Neo had begun a surprising Era of peace. With that, there was also a civil war within the machines; since in the Matrix their primary energy source is from humans, more freed humans=less energy, leading to the machines fighting amongst each other. Anyways, Neo obviously wants to free Trinity. Go back to the Matrix it is! We see an epic fight scene with the Frenchman’s henchmen from Reloaded/Revolutions, who had all survived the purge, and Agent Smith. Neo and his team win, though with too much effort, as the team wants to bail. They still go for Trinity anyway, and it doesn’t go well.
The therapist, who is actually known as The Analyst, proves himself to be formidable. He is able to slow down time, even against Neo. He also reveals how Neo and Trinity are alive, and what for; they were resurrected (rebuilt), and because Neo and Trinity, together, were able to generate tremendous amounts of energy, which is why it was such a pain to save Neo, and for Trinity to even be considered. Neo is forced to leave. From this point on, this is where the movie takes a turn for the worst.
Sati, the little Indian girl from the trilogy, is all grown up now and has a plan to save Trinity, all because her dad was involved in making the contraption for Neo and Trinity (of which he shared the plans to her). Resurrections details this plan in an overused format, of which the plan is acted out simultaneously while being discussed. Whatever. Ultimately, Trinity is saved; but before, during, and after, we’re met with weak fight scenes. Most of the enemies are zombie like, and are either gunned down, or met with Neo using the force. Agent Smith makes an appearance to disrupt the Analyst, then just disappears for the rest of the movie.
Neo and Trinity get close to dying, but Trinity flies, woo-hoo! And that’s it. Afterwards, they finally get to meet in the real world (yay!), then shortly afterwards, they’re back in the Matrix, and confront the Analyst. This was a very weak scene, as the Analyst, who was presented as a formidable villain, is now a pathetic weakling all of a sudden. Neo and Trinity say they’re going to redesign the Matrix, then they both fly towards the screen. It was a much cringey and corny ending. Worse yet, despite there still being about 15 minutes remaining after the credits roll, there were no notable post credit scenes (there is one, but it contributes nothing and you’re better off not wasting time to see it), and no certainty of whether or not there would be another Matrix movie.

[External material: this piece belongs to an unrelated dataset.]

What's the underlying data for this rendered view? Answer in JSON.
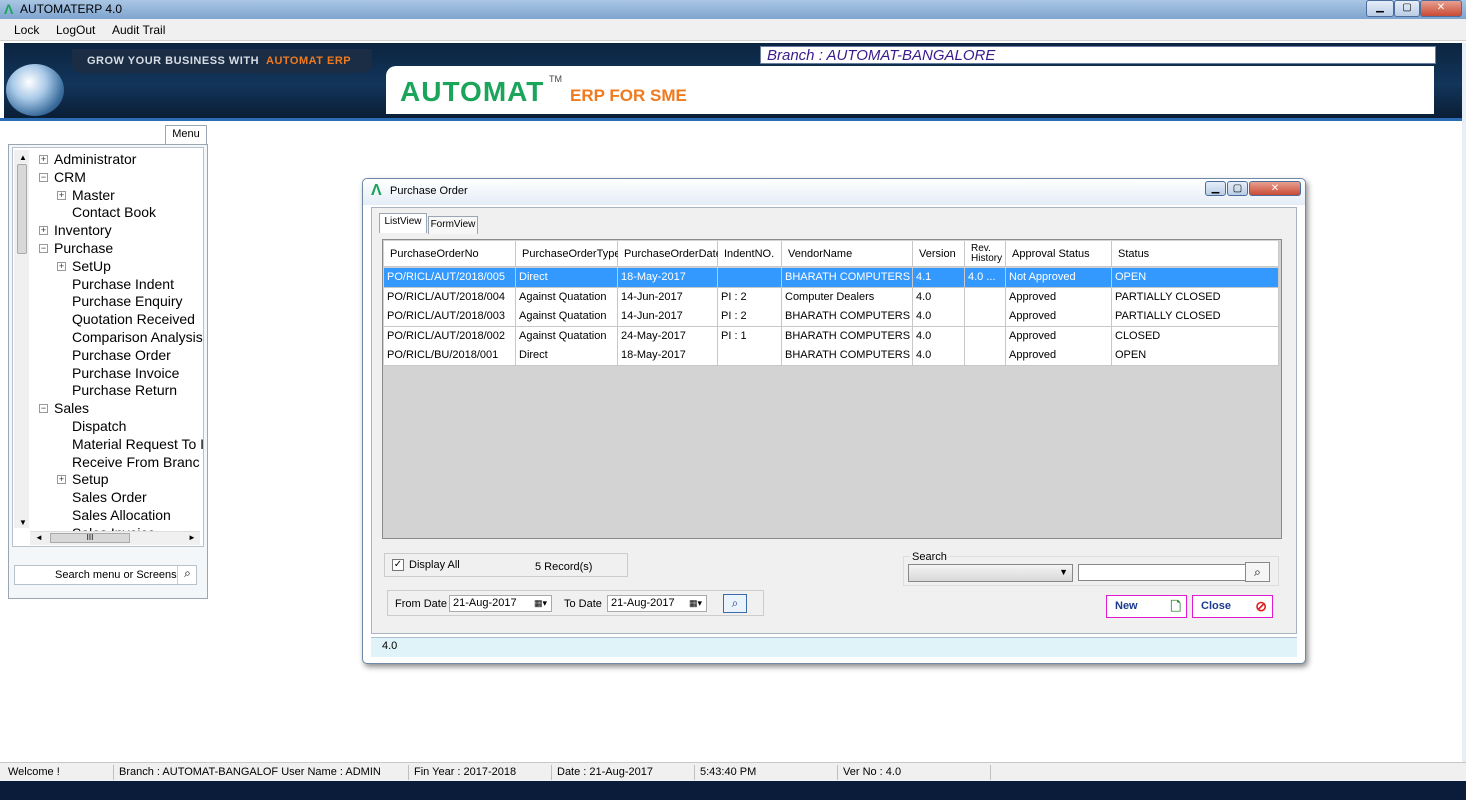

All these new elements of friendly machines, friendly programs that can manifest in the real world, a new Agent Smith, Neo and Trinity’s resurrection, the city of Io (which also has plants and an artificial sky!), I was utterly disappointed the film never got to going more in depth about these. Did I mention Io? It is the successor to Zion, which fatally collapsed following the original Morpheus’s appointment to council leader, who led Zion into death because he believed the machines would never kill them (recall the machine civil war).
Matrix Resurrections ended up being a shit show. They should’ve just taken the time to make it a two-part movie, so that all of these new aspects could be integrated in the film appropriately. And being the Matrix, I could have done without the romantic comedy cliches, or feeling the need to make it feel like a Deadpool movie, or the zombies of the Matrix (they were referred to as the “swarm”). First half felt like there was originality, and they reversed all of that afterwards. But at least there’s two openly gay actors, Jonathan Groff (as Smith) and Neil Patrick Harris (as the Analyst)!